Thoralf Klein (Loughborough), How to be a Contact Zone: The Missionary Karl Gützlaff between Nationalism, Transnationalism and Transculturalism, 1827-1851
Ursula Lehmkuhl (Trier), ‘Christianity Accommodated’: Jesuits as Cultural Brokers at the American Frontier, 1840-1900
Stefan Rinke (Berlin), A State within a State?

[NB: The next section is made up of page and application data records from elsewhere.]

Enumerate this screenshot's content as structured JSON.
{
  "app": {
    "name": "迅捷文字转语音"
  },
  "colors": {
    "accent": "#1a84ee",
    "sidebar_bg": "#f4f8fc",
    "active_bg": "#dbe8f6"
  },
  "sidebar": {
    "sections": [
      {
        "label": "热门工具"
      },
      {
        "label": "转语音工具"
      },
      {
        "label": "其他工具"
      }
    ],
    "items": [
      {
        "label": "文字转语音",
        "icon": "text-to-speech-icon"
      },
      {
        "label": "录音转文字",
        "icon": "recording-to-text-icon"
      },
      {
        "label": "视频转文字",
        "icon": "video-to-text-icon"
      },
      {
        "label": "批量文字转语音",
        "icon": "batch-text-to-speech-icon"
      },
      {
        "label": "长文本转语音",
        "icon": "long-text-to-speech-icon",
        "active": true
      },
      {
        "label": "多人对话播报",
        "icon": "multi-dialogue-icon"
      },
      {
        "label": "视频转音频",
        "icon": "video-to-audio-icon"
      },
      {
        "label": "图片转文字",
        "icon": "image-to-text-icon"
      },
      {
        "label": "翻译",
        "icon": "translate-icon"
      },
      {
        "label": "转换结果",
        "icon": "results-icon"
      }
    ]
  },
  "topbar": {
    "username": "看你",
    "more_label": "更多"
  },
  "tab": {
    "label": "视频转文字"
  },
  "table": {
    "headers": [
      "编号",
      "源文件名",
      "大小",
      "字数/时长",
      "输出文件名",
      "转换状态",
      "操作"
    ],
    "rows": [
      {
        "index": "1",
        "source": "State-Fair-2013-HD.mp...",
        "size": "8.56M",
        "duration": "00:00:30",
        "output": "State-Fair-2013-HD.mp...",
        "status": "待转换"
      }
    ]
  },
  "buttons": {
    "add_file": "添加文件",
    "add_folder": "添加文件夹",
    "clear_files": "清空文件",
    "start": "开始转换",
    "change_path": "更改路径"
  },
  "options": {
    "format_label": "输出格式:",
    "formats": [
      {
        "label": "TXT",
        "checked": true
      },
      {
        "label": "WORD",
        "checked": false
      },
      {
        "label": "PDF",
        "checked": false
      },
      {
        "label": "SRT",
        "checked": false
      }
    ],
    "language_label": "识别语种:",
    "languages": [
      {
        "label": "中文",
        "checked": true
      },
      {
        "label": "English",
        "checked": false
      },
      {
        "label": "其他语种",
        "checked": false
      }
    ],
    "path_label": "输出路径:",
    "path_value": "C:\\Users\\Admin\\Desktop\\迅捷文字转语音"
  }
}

The ‘Jesuit State in Paraguay’ and Eurocentric Constructions of Space
Michael Sievernich (Mainz), Comparing Ancient and Native Customs: Joseph François Lafitau and the ‘sauvages américains’
Katharina Stornig (Mainz), Cultural Conceptions of Purity and Pollution: Childbirth and Midwifery in a New Guinean Catholic Mission, 1896-c.1970
Felicity Jensz (Münster), Understandings of Religion within Australia: The Changing Conceptualisation of Christian and Indigenous Religion
Rebekka Habermas (Göttingen), Mission and Gender: Sexual Politics in the Colonies and at Home around 1900 in the German Kaiserreich
Silke Strickrodt (London/Berlin), The Place of Missionary Education in Nineteenth-Century Freetown Society: Methodological Considerations
David Maxwell (Cambridge), Intimate Outsiders and Local Confidants: Missionaries and African Christians in the Contact Zone, Katanga, Belgian Congo, c. 1910s-1920s
Heather Sharkey (Philadelphia), The Case of Henry Athanassian, an Armenian in the Suez Canal Zone: Questioning Assumptions about Missions and Missionaries
Brian Stanley (Edinburgh), Final Discussion
1 Mary Louise Pratt, Imperial Eyes: Travel Writing and Transculturation, London 1992.